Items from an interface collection
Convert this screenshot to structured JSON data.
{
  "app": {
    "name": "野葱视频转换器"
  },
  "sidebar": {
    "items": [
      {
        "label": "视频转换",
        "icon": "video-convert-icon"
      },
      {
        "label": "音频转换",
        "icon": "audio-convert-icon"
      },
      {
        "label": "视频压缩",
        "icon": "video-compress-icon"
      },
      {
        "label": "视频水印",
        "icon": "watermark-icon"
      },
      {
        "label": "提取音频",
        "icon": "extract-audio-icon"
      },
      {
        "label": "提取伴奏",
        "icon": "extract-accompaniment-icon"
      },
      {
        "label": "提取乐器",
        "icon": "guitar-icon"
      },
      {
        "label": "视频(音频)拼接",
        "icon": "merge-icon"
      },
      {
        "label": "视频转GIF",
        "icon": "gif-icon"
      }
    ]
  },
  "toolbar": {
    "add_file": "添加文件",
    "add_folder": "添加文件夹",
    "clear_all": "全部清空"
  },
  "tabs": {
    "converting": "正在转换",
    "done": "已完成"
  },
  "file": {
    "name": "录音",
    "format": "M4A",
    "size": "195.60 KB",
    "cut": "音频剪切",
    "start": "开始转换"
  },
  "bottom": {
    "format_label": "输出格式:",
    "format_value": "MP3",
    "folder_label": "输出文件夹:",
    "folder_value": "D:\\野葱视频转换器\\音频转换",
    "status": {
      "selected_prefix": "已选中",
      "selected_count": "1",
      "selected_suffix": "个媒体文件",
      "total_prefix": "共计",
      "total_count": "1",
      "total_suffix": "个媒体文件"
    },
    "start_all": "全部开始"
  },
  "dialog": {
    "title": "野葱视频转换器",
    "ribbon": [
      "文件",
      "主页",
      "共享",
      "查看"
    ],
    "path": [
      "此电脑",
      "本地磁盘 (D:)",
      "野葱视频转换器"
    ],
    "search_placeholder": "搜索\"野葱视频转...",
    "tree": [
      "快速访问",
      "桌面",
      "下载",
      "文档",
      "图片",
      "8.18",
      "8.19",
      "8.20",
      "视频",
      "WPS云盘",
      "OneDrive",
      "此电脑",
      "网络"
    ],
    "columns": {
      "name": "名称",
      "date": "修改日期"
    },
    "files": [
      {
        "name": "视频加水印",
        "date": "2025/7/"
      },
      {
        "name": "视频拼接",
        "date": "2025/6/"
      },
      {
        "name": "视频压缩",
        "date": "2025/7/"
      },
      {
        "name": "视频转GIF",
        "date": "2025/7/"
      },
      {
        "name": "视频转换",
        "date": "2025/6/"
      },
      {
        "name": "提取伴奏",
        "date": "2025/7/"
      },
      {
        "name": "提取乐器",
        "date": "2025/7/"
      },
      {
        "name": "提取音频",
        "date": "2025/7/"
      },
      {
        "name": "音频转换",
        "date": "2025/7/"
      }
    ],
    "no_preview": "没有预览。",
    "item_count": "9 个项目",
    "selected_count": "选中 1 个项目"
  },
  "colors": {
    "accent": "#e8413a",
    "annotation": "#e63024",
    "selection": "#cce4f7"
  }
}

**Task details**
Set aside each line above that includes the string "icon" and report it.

**Answer box**
        "icon": "video-convert-icon"
        "icon": "audio-convert-icon"
        "icon": "video-compress-icon"
        "icon": "watermark-icon"
        "icon": "extract-audio-icon"
        "icon": "extract-accompaniment-icon"
        "icon": "guitar-icon"
        "icon": "merge-icon"
        "icon": "gif-icon"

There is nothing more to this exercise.